The board with the yellow LED is the square wave generator, the one with the red LED is the current sink. The NPN transistor is that thing in the middle with the blob red paint on top (I always paint my prototyping transistors.. it's much easier to find 'the red NPN' in a pile of 'blue PNPs' than it is to read the markings on every single device).

The probe coming in from the lower left measures the voltage across the 1k resistor (blue trace), the one coming in from upper right measures the supply voltage (yellow trace).

Everything else is there to keep the square wave generator from pumping noise into the VCC and GND rails. Digital signals are noisy .

First test:

Here's how the current sink handles a supply ripple of 1v:

traces for 1V of 
supply swing

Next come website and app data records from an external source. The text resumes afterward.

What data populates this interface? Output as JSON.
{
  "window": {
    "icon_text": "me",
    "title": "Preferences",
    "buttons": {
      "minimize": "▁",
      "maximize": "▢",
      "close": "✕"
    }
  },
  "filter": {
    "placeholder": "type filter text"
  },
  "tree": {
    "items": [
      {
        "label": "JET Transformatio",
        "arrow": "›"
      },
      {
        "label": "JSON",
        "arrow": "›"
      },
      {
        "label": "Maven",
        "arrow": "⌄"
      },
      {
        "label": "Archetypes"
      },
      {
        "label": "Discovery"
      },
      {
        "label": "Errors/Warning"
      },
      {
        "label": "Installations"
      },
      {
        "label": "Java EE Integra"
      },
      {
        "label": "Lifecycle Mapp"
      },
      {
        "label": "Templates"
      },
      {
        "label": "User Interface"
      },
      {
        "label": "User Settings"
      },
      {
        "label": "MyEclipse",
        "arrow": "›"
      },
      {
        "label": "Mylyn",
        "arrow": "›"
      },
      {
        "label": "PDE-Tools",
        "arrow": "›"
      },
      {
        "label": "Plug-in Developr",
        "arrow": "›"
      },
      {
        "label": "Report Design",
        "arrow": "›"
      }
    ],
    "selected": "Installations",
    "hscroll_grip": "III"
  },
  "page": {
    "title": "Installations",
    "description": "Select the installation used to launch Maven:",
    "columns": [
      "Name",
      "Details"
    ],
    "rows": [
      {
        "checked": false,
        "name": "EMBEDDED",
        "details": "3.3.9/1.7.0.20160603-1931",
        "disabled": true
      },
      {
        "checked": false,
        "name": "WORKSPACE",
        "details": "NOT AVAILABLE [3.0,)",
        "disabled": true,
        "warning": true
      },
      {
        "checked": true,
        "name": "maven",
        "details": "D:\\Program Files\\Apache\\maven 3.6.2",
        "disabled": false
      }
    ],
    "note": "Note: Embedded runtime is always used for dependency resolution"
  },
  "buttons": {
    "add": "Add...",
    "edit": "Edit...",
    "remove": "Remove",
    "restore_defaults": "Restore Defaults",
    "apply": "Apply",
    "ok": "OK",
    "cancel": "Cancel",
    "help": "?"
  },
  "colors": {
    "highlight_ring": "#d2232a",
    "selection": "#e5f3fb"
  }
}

Given that the whole thing is driven from a 3-AA battery pack with a maximum voltage of 4.5v, that's some pretty serious swing.. the change is 20-25% of the total. The output shows spikes of about ten millivolts either way, which corresponds to ten microamps of change in the current.

Comparing changes in voltage to changes in current is messy, but it's easy to convert current to voltage. To calculate supply rejection, you compare the voltage change at the input to the change in voltage that would appear across a 1 ohm resistor. In this case, that would be 10 microvolts, but let's call it 15 to leave room for error.

We usually express ratios in terms of decibels, so in this case:

  • 15uV / 1V = 0.000015
  • 20 * log( 0.000015 ) =~ -96db

Another way to express rejection is to imagine a voltage divider with the change in input voltage at the top and a 1 ohm resistor showing the change in output voltage at the bottom:

something like this

In this case, the upper resistor would have to be about 68k.

They aren't amazing results, but they aren't bad.

Second test:

Here's how things look for a 0.1v change in the supply voltage:

traces for 
100mV of supply swing

I'm going to call that 5mV of swing from peak to peak on the blue trace, or about 2.5 microamps of change. Doing the decibel thing again, that comes out to about -92db of rejection, or a 40k resistor.. slightly worse than for the large change.

I don't have a good excuse for that loss of quality, but would guess that the breadboard and the generally bad quality of the test circuit plays a part. I'll have to try again with a test circuit built on copper, with an op amp for the buffer and better isolation for the square wave generator.

I want to kick this circuit around a bit more before I publish a full design. Still.. taking this as a worst case, a supply rejection of -90db or better doesn't suck.

Random brain cookies:

Forms follow function, and often obliterate it.